**Directions for this task:** Work out how many lines in the data below contain "kind", and state that count with nothing added.

---------- Listed records ----------

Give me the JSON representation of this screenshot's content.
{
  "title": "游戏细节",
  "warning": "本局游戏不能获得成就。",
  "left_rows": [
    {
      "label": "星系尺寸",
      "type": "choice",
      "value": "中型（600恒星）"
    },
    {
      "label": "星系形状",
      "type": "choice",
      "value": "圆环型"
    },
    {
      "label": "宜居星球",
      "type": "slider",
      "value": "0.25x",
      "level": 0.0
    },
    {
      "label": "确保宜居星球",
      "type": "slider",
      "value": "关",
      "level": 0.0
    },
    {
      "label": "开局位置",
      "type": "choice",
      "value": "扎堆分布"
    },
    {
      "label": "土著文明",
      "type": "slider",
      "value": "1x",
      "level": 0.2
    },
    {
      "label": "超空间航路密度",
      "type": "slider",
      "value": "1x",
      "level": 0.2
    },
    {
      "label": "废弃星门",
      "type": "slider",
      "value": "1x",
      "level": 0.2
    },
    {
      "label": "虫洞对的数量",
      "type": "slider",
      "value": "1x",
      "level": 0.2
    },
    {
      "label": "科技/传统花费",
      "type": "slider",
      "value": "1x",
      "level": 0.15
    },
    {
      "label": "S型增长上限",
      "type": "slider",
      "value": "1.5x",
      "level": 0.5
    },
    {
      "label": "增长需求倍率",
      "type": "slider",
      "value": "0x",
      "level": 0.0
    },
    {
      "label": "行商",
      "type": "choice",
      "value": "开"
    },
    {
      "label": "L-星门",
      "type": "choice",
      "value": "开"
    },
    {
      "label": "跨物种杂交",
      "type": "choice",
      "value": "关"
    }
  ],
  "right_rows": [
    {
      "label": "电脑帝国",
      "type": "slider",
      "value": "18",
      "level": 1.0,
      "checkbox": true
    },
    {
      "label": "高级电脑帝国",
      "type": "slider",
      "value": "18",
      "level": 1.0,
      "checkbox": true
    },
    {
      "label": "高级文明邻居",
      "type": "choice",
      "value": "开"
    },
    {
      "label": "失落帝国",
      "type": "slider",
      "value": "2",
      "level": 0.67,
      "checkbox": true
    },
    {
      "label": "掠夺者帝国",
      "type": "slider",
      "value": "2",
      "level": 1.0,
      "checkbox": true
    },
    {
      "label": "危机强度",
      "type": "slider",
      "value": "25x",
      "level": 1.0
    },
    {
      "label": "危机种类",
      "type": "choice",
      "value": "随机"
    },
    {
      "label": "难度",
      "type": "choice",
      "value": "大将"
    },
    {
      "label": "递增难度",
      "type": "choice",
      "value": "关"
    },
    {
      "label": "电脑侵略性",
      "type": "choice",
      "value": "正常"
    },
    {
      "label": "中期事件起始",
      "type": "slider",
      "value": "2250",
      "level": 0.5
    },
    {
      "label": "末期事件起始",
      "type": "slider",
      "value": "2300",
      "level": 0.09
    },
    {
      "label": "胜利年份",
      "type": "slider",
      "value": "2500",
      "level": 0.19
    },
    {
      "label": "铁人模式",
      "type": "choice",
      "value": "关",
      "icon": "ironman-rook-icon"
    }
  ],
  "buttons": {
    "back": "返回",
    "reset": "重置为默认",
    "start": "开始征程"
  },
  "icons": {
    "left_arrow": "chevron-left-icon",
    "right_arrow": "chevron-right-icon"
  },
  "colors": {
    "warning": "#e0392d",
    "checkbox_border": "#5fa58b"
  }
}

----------
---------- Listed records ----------

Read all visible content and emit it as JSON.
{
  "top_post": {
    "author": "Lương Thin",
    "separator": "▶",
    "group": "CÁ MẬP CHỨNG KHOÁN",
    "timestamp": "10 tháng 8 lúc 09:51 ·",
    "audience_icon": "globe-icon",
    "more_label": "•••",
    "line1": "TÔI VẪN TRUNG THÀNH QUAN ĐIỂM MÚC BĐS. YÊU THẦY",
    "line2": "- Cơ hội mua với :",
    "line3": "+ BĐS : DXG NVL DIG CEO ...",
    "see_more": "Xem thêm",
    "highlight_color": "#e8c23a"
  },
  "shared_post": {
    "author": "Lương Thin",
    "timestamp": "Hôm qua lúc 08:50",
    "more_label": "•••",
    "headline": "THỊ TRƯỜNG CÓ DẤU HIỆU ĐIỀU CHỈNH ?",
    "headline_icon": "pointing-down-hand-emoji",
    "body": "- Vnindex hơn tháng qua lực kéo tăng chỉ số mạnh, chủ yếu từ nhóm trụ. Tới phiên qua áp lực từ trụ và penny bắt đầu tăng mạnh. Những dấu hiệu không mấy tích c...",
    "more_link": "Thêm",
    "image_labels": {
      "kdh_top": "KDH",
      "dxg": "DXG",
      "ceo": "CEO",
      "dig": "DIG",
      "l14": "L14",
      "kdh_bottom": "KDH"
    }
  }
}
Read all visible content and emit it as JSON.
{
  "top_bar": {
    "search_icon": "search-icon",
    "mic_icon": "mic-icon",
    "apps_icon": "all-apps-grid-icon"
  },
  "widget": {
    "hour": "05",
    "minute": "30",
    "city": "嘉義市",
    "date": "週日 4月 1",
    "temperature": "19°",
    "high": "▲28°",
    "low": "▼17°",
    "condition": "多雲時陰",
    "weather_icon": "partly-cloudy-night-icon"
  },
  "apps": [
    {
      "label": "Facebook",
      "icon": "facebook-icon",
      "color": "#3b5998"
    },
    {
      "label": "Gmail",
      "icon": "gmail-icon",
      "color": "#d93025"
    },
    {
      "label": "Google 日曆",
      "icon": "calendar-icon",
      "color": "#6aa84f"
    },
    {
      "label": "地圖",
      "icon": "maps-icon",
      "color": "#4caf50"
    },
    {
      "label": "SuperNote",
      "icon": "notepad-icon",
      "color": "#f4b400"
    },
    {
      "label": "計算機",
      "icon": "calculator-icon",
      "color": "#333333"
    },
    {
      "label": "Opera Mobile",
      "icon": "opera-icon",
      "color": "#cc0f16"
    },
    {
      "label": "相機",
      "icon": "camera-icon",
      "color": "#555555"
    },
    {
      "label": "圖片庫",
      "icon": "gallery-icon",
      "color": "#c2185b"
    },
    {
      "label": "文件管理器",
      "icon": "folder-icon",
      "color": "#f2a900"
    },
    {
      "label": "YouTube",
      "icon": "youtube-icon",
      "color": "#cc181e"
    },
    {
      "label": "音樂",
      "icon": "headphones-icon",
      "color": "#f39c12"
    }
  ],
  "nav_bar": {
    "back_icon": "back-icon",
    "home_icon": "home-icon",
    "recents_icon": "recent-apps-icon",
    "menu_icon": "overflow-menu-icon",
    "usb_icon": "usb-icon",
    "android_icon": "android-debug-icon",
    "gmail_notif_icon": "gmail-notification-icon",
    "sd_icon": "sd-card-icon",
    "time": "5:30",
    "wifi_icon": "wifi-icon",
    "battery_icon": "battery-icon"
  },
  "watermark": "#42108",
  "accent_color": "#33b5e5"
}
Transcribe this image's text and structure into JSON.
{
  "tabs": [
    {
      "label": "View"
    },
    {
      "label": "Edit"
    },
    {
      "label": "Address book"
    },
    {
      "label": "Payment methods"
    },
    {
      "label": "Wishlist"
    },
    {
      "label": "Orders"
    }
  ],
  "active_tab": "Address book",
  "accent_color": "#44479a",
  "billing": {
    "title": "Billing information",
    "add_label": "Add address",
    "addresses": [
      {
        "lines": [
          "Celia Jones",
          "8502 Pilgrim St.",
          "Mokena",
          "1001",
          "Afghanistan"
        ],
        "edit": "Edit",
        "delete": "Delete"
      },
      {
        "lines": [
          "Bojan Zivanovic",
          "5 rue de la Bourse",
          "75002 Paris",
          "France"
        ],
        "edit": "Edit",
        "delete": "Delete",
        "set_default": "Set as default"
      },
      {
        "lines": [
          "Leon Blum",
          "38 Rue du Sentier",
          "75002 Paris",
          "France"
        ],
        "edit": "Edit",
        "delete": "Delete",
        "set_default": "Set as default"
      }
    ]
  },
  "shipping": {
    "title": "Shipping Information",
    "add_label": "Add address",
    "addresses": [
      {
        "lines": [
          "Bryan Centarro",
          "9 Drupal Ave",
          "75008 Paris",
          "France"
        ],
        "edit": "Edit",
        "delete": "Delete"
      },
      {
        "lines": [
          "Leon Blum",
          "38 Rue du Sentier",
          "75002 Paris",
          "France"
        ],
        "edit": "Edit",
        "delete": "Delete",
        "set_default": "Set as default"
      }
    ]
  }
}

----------
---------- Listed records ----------

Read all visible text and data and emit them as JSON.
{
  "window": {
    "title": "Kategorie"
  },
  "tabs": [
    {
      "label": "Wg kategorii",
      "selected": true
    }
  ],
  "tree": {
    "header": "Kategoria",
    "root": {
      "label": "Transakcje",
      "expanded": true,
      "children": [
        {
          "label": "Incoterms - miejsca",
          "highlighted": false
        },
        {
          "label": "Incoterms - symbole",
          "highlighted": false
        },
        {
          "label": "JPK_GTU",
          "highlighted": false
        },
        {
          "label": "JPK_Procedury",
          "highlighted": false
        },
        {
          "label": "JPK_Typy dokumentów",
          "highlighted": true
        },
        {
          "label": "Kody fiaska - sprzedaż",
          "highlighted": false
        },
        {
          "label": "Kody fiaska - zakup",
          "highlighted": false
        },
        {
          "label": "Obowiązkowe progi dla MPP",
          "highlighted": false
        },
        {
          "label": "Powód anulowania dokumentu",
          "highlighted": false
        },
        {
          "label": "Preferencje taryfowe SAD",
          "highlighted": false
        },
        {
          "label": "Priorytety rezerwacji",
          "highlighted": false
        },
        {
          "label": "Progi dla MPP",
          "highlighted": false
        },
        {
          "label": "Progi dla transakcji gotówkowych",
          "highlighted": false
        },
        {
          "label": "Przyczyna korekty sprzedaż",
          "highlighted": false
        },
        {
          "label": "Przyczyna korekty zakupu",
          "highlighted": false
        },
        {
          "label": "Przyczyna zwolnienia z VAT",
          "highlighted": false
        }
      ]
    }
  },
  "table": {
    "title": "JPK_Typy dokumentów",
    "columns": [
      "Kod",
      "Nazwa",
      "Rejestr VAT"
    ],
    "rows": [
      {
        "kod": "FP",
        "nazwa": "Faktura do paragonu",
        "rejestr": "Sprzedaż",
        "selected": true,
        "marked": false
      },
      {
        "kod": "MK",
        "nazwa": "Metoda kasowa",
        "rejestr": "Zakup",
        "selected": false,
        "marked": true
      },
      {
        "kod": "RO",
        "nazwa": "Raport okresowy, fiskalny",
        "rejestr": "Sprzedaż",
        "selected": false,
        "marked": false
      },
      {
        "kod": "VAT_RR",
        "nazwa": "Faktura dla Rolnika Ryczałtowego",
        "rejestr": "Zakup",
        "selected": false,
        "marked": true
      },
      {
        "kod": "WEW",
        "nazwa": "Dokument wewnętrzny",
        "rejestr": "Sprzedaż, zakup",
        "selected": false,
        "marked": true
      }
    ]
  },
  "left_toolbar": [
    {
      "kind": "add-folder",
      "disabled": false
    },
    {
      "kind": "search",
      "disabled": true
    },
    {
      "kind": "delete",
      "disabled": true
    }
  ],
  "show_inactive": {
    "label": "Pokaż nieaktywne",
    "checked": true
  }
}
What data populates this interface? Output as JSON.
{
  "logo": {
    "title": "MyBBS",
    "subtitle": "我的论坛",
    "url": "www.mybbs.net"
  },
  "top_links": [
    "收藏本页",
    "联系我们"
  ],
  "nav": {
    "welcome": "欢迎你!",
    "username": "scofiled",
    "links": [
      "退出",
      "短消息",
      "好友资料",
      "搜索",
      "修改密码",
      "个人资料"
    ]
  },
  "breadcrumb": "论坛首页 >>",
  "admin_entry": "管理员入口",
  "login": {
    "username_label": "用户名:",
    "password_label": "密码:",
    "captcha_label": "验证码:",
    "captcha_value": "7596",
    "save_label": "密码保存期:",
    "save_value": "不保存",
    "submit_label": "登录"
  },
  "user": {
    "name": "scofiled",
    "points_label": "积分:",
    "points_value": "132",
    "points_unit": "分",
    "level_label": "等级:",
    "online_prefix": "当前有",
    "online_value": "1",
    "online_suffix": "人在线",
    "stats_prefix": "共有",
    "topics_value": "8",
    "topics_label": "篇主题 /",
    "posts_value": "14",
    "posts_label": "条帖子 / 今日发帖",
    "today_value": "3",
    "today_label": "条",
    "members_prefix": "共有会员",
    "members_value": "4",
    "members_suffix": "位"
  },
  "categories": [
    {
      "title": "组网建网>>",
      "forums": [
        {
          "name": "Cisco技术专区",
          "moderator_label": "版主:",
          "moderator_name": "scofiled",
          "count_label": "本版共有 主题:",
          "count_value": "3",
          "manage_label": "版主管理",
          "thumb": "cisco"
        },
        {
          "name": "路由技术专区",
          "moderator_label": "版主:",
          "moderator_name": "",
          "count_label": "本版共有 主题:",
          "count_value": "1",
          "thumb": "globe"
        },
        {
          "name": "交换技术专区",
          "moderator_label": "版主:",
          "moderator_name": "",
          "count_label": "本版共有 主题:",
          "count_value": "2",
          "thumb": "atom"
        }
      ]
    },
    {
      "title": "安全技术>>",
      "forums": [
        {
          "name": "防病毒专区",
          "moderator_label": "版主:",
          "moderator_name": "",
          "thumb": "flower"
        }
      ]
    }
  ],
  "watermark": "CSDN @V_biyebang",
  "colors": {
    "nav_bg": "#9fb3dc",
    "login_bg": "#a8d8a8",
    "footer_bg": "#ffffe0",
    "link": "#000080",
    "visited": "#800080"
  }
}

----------

**Expected output:** 3